Alverà expressed the view that the European Union’s ambitious target of having 20 million tonnes a year of available green hydrogen by 2030 – ten domestically and ten imported – is achievable.
“The sun is there, the steel is available, the engineering talent is available. We just need to put the dots on the i’s and get these projects compressed and into execution mode,” Alverà said, provided companies go forth with projects such as the one announced this week by bp.
bp is to lead and operate one of the world's largest renewables and green hydrogen energy hubs based in Western Australia.
“We need dozens of these big flagship projects,” Alverà emphasised.
If such projects went ahead, then Europe’s targets would not only be achievable, but they would set the trajectory for the rest of the world.

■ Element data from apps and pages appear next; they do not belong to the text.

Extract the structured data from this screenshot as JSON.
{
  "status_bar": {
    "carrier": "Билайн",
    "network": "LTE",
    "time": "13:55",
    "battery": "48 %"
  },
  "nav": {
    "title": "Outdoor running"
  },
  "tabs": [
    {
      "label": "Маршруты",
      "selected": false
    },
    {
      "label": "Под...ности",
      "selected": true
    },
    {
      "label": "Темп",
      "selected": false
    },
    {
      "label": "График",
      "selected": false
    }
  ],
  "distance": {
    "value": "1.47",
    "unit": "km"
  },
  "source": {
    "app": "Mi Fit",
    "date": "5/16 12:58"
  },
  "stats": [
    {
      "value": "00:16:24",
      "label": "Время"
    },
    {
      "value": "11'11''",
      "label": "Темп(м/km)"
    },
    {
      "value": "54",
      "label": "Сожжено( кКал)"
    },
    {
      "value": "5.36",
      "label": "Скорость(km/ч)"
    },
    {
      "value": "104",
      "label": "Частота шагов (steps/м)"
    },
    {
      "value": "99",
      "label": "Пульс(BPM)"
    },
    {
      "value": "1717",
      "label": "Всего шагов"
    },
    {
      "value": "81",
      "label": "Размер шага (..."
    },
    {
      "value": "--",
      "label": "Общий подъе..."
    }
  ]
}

That would be so because the world would discover that green hydrogen could allay concerns about security of supply, inflation-hit high prices as well as globally visible climate change.
“We can address the three together by delivering some of these projects,” said Alverà.
“Produce electrons, use these electrons to produce hydrogen, merge that hydrogen with CO2 to produce synthetic methane and then we have a completely renewable product that’s based on electrons. It’s cheaper, it’s cleaner, it’s safer. We can make it wherever we have sun, so it’s a no-brainer. We just need to get out of the inertia of a business as usual mode and just get going with these projects,” he added.
Later Fortescue executive chairperson Andrew Forrest told the conference that he was particularly excited about wind power owing to wind towers being engineered with 80% less steel, less concrete, and no moving parts in the generator. In addition, solar panels were being reimagined.
“It’s a different world, it's a wonderful world, it’s a world that's opened a door to a pollution-free world, perhaps not for us, but if we work hard, for our kids, and that’s worth it,” Forrest said.